I’m really beginning to like Bill Virgin.
A couple days ago I blogged about the need to properly fund state colleges and universities, or face the inevitable negative economic consequences. [I’m an east coast, elitist, academic snob]
In Thursday’s Seattle P-I, Bill echoes some of my comments, and elaborates further on the role of universities as economic engines. [University is now key to a state’s economy]
Universities have long been part of economic development, anyway, because of the research they produce that is commercialized by startups and existing companies, and because of the graduates and faculty members who become entrepreneurs.
I couldn’t agree more. (In fact, a couple days ago, I did.) But Bill goes on:
Today, though, governors and economic development authorities are deliberately and specifically designating universities as a key component in generating new economic activity, not just through training and education but as centers for creating new technologies and commercial ventures.
This is what wacky liberals like me mean when we talk about investing in the future.
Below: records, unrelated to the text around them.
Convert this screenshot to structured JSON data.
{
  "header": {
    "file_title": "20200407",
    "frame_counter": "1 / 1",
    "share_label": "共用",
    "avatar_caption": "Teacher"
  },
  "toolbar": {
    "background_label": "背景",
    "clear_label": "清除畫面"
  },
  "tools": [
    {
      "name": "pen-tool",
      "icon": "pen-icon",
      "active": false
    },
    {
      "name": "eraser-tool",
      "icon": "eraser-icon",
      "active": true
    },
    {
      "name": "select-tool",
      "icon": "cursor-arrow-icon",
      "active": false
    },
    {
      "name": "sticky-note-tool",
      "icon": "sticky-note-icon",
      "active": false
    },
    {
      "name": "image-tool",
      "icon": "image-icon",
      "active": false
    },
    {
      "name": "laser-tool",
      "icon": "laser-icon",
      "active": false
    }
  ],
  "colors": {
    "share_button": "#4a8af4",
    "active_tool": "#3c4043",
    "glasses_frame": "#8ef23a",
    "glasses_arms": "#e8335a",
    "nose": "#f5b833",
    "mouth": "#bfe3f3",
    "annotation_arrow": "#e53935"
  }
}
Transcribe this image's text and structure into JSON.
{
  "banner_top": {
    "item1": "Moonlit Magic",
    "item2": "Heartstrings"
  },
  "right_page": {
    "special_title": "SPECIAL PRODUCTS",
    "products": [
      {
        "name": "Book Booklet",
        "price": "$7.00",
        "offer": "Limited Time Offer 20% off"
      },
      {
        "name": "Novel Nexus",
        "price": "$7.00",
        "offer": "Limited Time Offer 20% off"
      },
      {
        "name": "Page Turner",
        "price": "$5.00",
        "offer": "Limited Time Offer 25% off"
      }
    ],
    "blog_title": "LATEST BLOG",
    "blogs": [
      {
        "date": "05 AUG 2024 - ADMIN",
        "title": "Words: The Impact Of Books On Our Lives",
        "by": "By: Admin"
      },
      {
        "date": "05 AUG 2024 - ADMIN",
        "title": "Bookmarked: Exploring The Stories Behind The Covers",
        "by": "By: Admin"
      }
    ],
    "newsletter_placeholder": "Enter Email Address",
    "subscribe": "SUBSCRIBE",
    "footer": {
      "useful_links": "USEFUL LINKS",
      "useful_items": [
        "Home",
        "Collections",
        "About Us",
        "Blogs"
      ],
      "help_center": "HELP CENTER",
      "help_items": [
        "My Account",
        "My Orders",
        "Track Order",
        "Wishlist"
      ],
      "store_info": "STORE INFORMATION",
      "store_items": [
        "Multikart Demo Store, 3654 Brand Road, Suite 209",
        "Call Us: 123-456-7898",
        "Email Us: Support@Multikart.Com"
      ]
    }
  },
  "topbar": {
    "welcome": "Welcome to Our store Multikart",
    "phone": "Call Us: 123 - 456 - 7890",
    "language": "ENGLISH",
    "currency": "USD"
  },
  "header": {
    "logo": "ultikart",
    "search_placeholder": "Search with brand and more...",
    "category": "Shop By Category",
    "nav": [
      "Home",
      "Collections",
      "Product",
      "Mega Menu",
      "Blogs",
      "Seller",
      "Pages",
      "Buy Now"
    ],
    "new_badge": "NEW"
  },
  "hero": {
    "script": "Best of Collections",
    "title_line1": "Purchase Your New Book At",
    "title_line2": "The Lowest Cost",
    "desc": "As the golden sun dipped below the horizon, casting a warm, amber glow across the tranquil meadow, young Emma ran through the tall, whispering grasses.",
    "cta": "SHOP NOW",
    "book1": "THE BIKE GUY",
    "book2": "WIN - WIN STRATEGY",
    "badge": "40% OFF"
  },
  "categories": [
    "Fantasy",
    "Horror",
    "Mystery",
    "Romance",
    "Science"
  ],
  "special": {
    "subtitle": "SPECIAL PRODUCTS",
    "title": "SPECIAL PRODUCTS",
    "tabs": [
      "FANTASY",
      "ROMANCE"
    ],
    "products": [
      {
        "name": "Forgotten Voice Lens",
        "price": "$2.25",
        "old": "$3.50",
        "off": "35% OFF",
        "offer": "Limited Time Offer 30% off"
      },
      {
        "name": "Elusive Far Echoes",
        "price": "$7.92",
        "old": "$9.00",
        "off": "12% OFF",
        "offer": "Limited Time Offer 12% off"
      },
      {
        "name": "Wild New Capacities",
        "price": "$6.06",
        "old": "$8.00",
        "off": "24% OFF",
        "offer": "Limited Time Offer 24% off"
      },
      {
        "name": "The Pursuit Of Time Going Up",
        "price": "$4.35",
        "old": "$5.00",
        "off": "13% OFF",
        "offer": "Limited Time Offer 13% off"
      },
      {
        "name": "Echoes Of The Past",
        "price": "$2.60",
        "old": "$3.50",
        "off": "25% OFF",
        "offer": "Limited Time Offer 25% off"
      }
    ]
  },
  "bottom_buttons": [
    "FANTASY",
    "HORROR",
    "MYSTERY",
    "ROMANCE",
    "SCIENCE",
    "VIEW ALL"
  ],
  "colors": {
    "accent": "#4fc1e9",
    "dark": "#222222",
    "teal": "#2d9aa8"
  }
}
Thanks Bill, for pointing out a few more reasons why we’re not spending enough money on higher education!